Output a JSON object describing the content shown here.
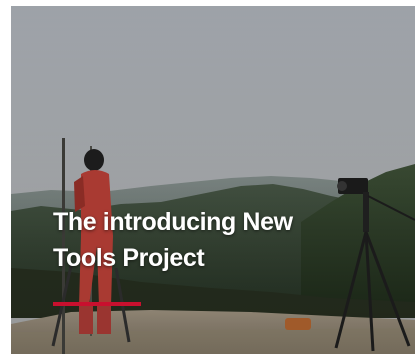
{
  "card": {
    "title_line1": "The introducing New",
    "title_line2": "Tools Project",
    "accent_color": "#c8102e",
    "image_subject": "surveyor-with-theodolite-on-hilltop"
  }
}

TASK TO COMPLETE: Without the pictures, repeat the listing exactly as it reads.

ANSWER BELOW:
Output a JSON object describing the content shown here.
{
  "card": {
    "title_line1": "The introducing New",
    "title_line2": "Tools Project",
    "accent_color": "#c8102e",
    "image_subject": "surveyor-with-theodolite-on-hilltop"
  }
}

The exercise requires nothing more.